The reading material for our Marketing Class this week included an article titled: “The customer doesn’t know best; you do“. As this is something I mentioned in my blog a number of times before, I must admit I was intrigued. And I wasn’t a disappointed.
The first point of the article deals mainly with customers’ perception around prices:
Customers always want lower prices, but marketers should rarely listen. And our tough times don’t warrant exceptions
The writer, Anne-Marie Fink, gives a number of examples where price reductions caused a decline in sales due to branding issues. The interesting examples are those in which surveys said that customers will be willing to pay a certain amount for a product but actually paid a lot more in the stores. This did not come as a total surprise to me. Surveys are problematic. But more than that, asking people to give an estimation of value is problematic. A survey takes a certain point in time and asks the surveyed to appreciate how much he will be willing to pay in the unknown future. As Dan Gilbert points out in his fascinating TED talk, human beings are really bad at doing this, because value is situation dependent. Perception of value of a certain product changes according the circumstances – mode, what other products I am buying at that moment, was is my total sum of expenditure and more. These things are more important than what a person says he will do in some anonymous survey.
Another great example in the article relates to another point I discussed here: competitive advantage. Fink describes fast food restaurants’ attempts to introduce health food into their menus because this is what customer said they wanted. Almost all of these attempts (usually adding some kind of veggie burgers or grilled products) failed even though in the surveys customers explicitly said they would like to see healthier menus. Why? Because you don’t go to a fast food restaurant to eat a healthy meal. These chains lost sight of what their competitive advantage was. Off what they were offering and insisted on listening to the customer instead on focusing on themselves and their advantages.

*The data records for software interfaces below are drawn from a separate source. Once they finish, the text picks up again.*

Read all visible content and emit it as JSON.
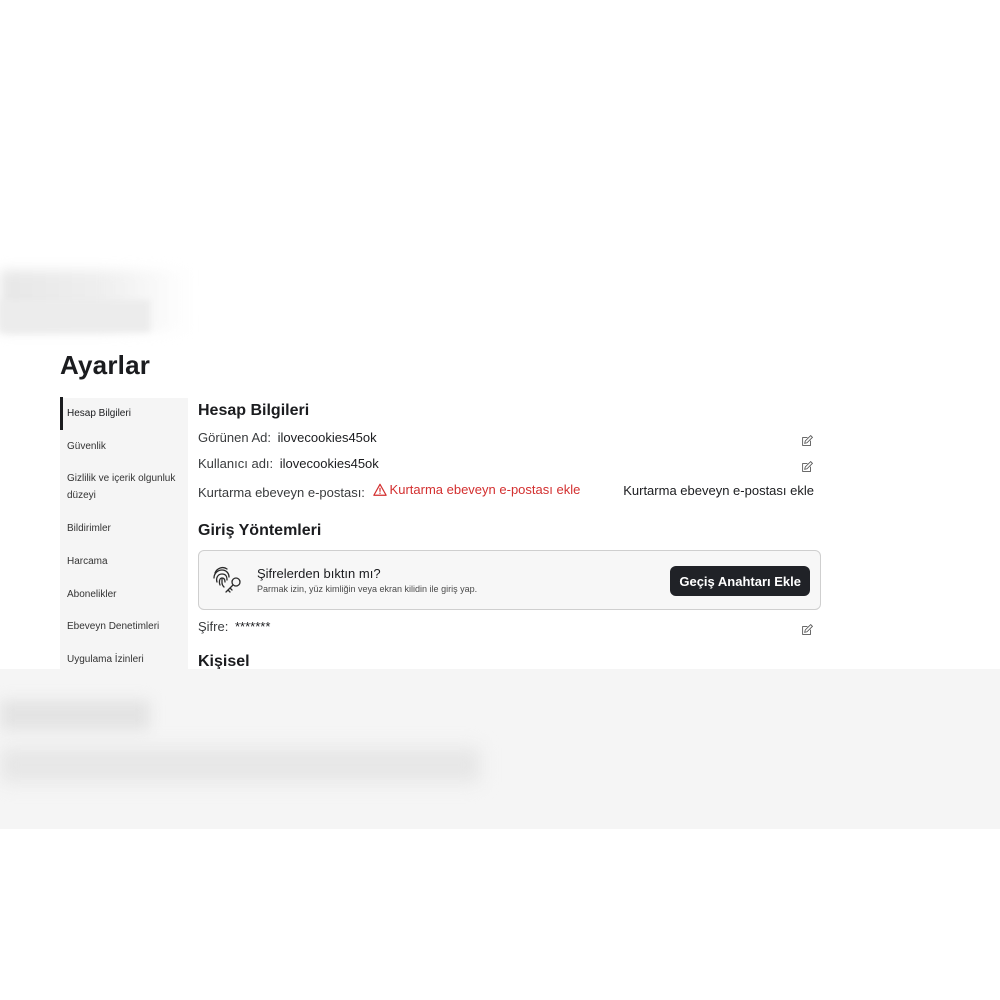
{
  "page": {
    "title": "Ayarlar"
  },
  "sidebar": {
    "items": [
      {
        "label": "Hesap Bilgileri"
      },
      {
        "label": "Güvenlik"
      },
      {
        "label": "Gizlilik ve içerik olgunluk düzeyi"
      },
      {
        "label": "Bildirimler"
      },
      {
        "label": "Harcama"
      },
      {
        "label": "Abonelikler"
      },
      {
        "label": "Ebeveyn Denetimleri"
      },
      {
        "label": "Uygulama İzinleri"
      }
    ]
  },
  "account": {
    "section_title": "Hesap Bilgileri",
    "display_name_label": "Görünen Ad:",
    "display_name_value": "ilovecookies45ok",
    "username_label": "Kullanıcı adı:",
    "username_value": "ilovecookies45ok",
    "recovery_label": "Kurtarma ebeveyn e-postası:",
    "recovery_warning": "Kurtarma ebeveyn e-postası ekle",
    "recovery_action": "Kurtarma ebeveyn e-postası ekle"
  },
  "login_methods": {
    "section_title": "Giriş Yöntemleri",
    "passkey_title": "Şifrelerden bıktın mı?",
    "passkey_subtitle": "Parmak izin, yüz kimliğin veya ekran kilidin ile giriş yap.",
    "passkey_button": "Geçiş Anahtarı Ekle",
    "password_label": "Şifre:",
    "password_value": "*******"
  },
  "personal": {
    "section_title": "Kişisel"
  },
  "colors": {
    "accent_dark": "#202227",
    "warning": "#d32f2f",
    "sidebar_bg": "#f5f5f5"
  },
  "icons": [
    "edit-icon",
    "warning-icon",
    "fingerprint-key-icon"
  ]
}
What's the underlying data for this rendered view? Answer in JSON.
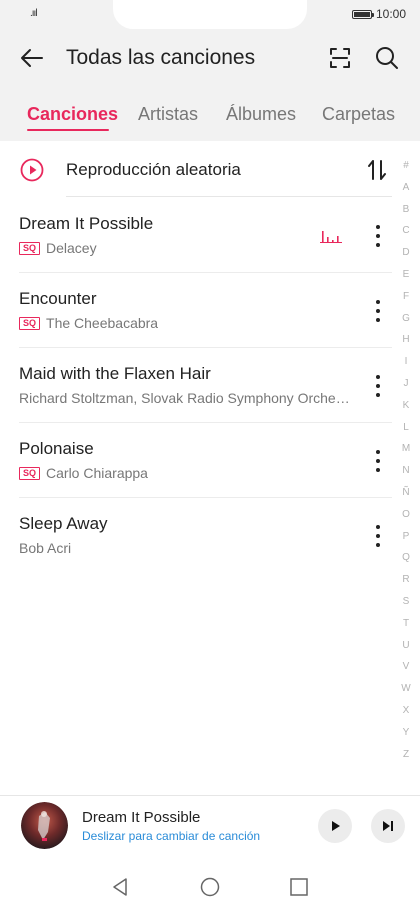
{
  "status": {
    "signal": ".ııl",
    "time": "10:00"
  },
  "header": {
    "title": "Todas las canciones"
  },
  "tabs": [
    {
      "label": "Canciones"
    },
    {
      "label": "Artistas"
    },
    {
      "label": "Álbumes"
    },
    {
      "label": "Carpetas"
    }
  ],
  "shuffle": {
    "label": "Reproducción aleatoria"
  },
  "songs": [
    {
      "title": "Dream It Possible",
      "artist": "Delacey",
      "sq": "SQ",
      "playing": true
    },
    {
      "title": "Encounter",
      "artist": "The Cheebacabra",
      "sq": "SQ"
    },
    {
      "title": "Maid with the Flaxen Hair",
      "artist": "Richard Stoltzman, Slovak Radio Symphony Orche…"
    },
    {
      "title": "Polonaise",
      "artist": "Carlo Chiarappa",
      "sq": "SQ"
    },
    {
      "title": "Sleep Away",
      "artist": "Bob Acri"
    }
  ],
  "index_letters": [
    "#",
    "A",
    "B",
    "C",
    "D",
    "E",
    "F",
    "G",
    "H",
    "I",
    "J",
    "K",
    "L",
    "M",
    "N",
    "Ñ",
    "O",
    "P",
    "Q",
    "R",
    "S",
    "T",
    "U",
    "V",
    "W",
    "X",
    "Y",
    "Z"
  ],
  "player": {
    "title": "Dream It Possible",
    "subtitle": "Deslizar para cambiar de canción"
  },
  "colors": {
    "accent": "#e8285c",
    "link": "#2a8cd8"
  }
}
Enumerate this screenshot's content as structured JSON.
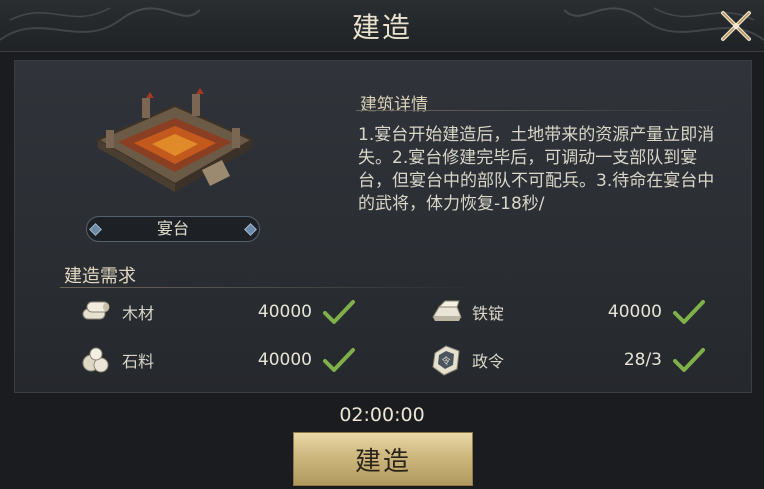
{
  "header": {
    "title": "建造"
  },
  "building": {
    "name": "宴台"
  },
  "details": {
    "title": "建筑详情",
    "text": "1.宴台开始建造后，土地带来的资源产量立即消失。2.宴台修建完毕后，可调动一支部队到宴台，但宴台中的部队不可配兵。3.待命在宴台中的武将，体力恢复-18秒/"
  },
  "requirements": {
    "title": "建造需求",
    "items": [
      {
        "name": "木材",
        "amount": "40000",
        "icon": "wood-icon"
      },
      {
        "name": "铁锭",
        "amount": "40000",
        "icon": "iron-ingot-icon"
      },
      {
        "name": "石料",
        "amount": "40000",
        "icon": "stone-icon"
      },
      {
        "name": "政令",
        "amount": "28/3",
        "icon": "decree-icon"
      }
    ]
  },
  "timer": "02:00:00",
  "actions": {
    "build_label": "建造"
  },
  "colors": {
    "check": "#7fb04a",
    "button_gold": "#cdb77e",
    "background": "#1a1c1f"
  }
}
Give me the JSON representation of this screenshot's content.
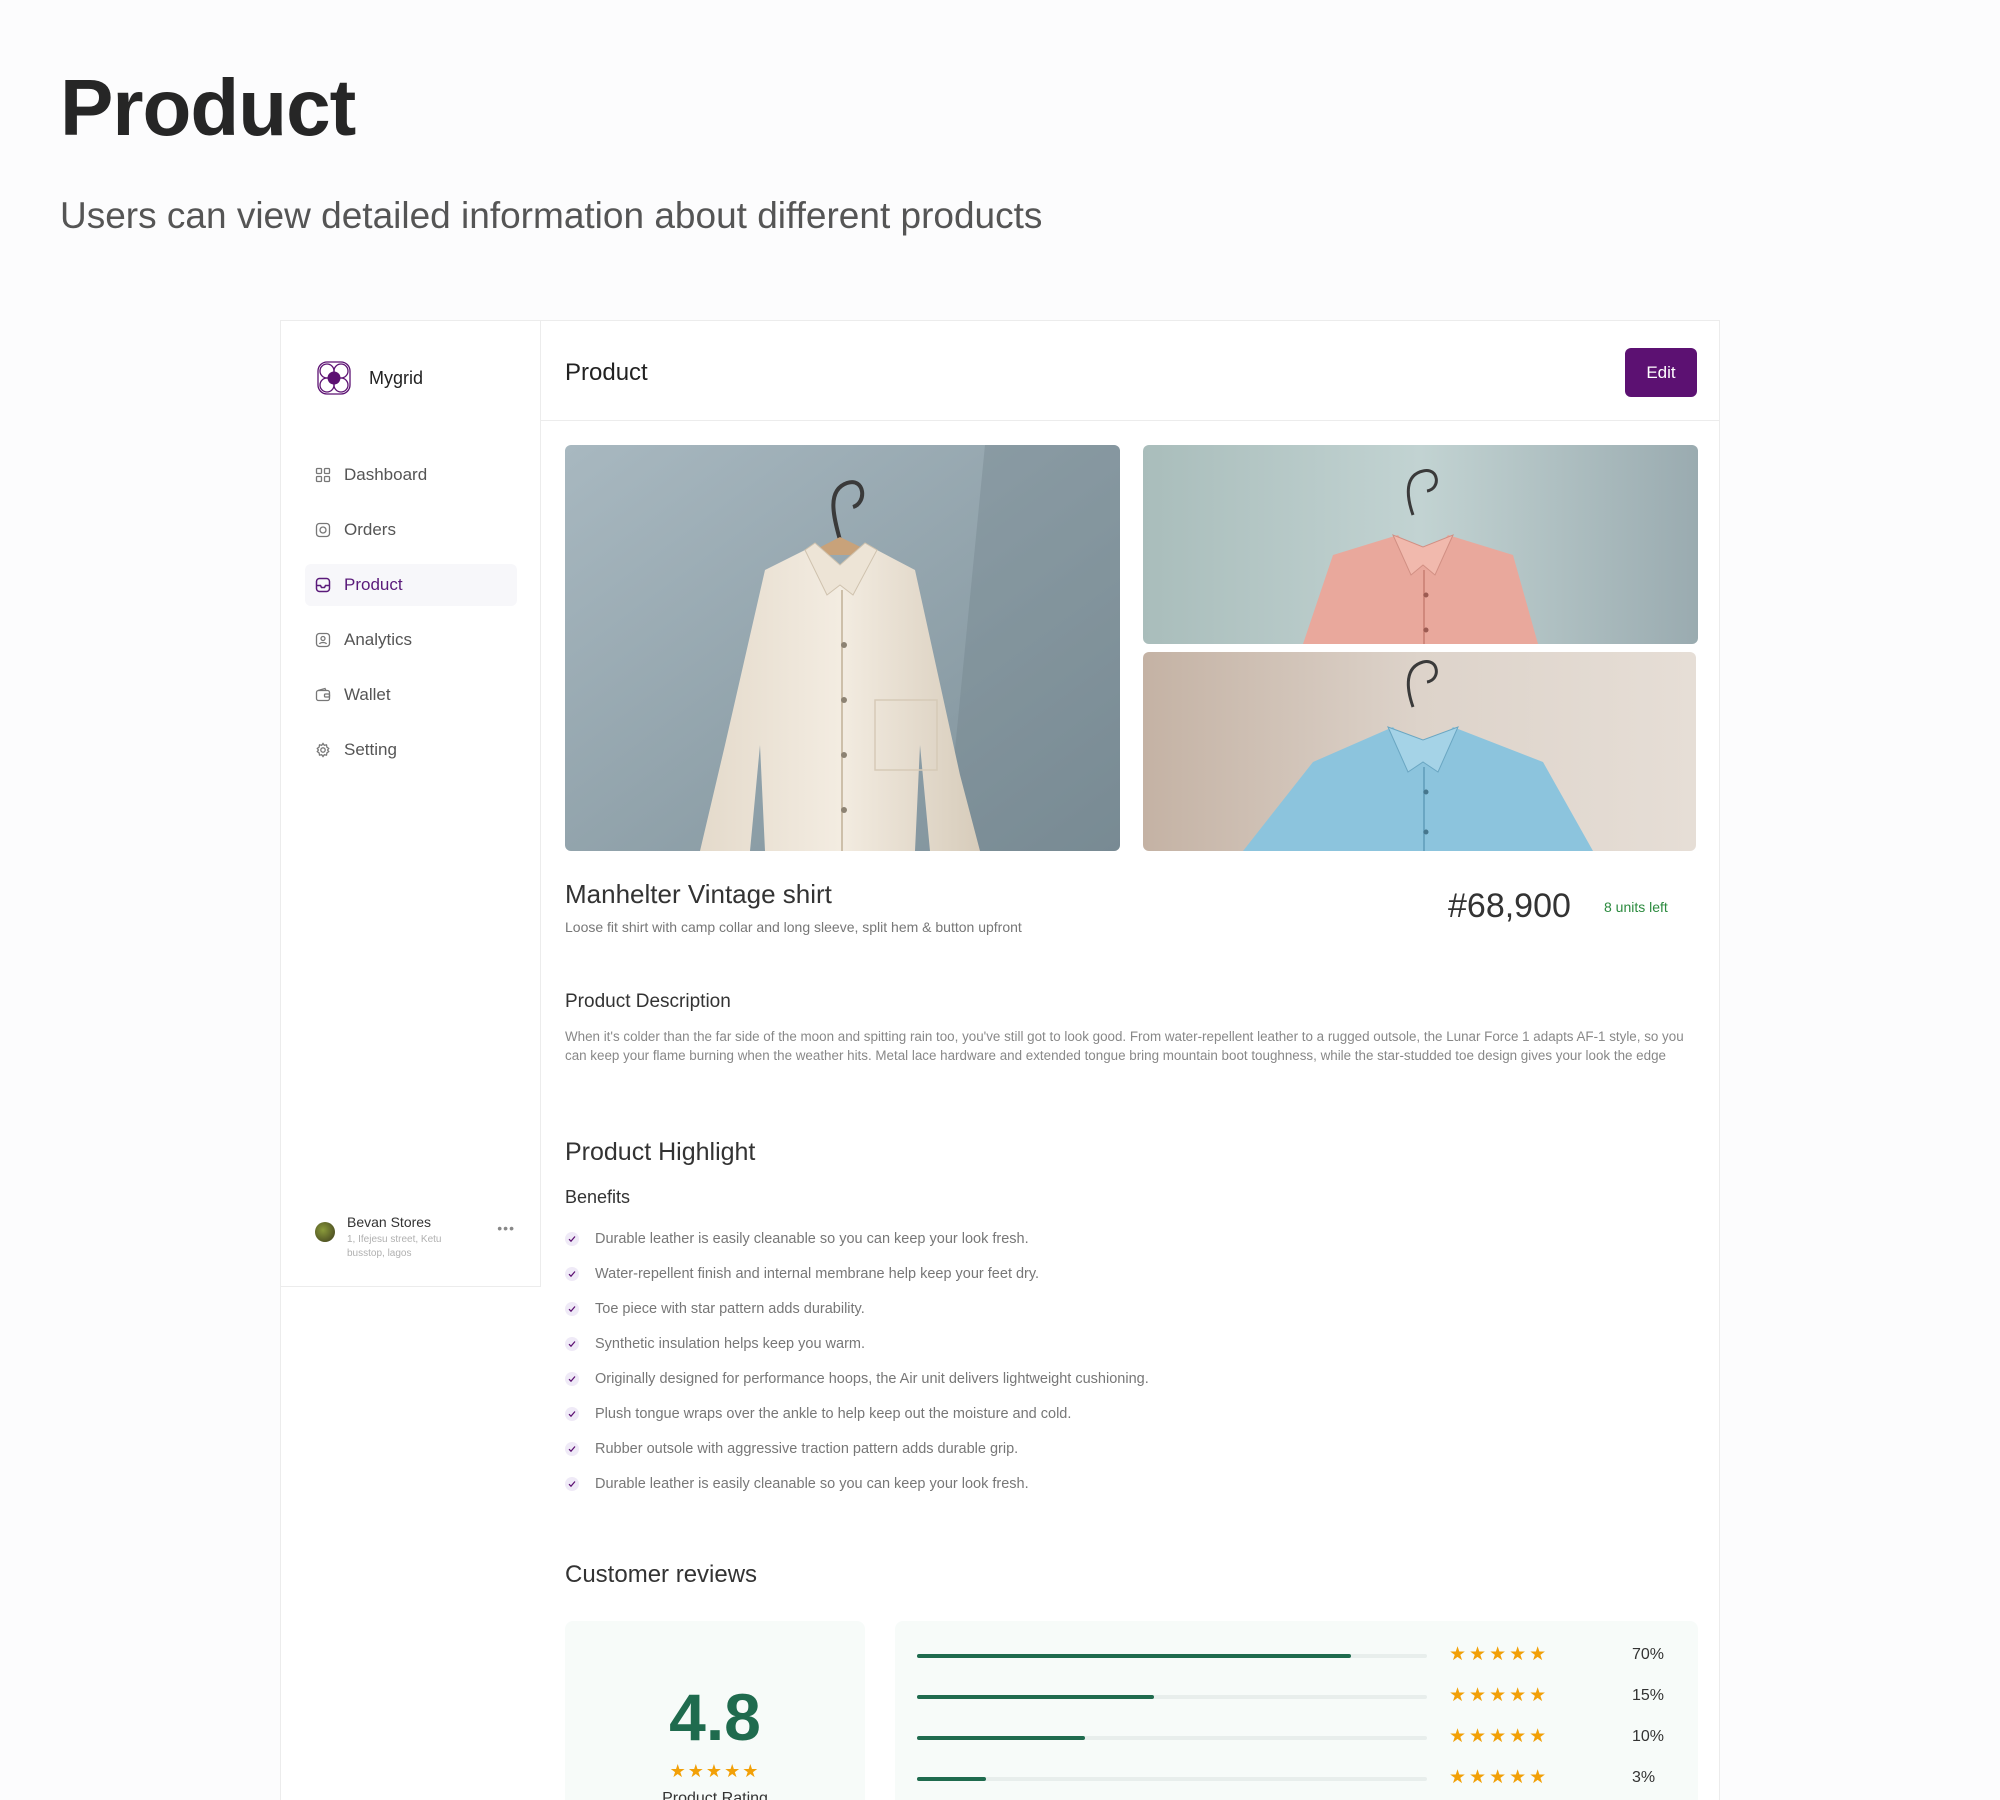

All of this does not mean the surveys are useless or that we should ignore what customers are saying. I think it is more important to understand how we are listening to our customers and what kind of questions we are asking. In the case of consumer behaviour and price sensitiveness, the best prediction is probably the wallet and we should listen to it very carefully and adapt our “market research” to it.
So, how are you listening to your clients?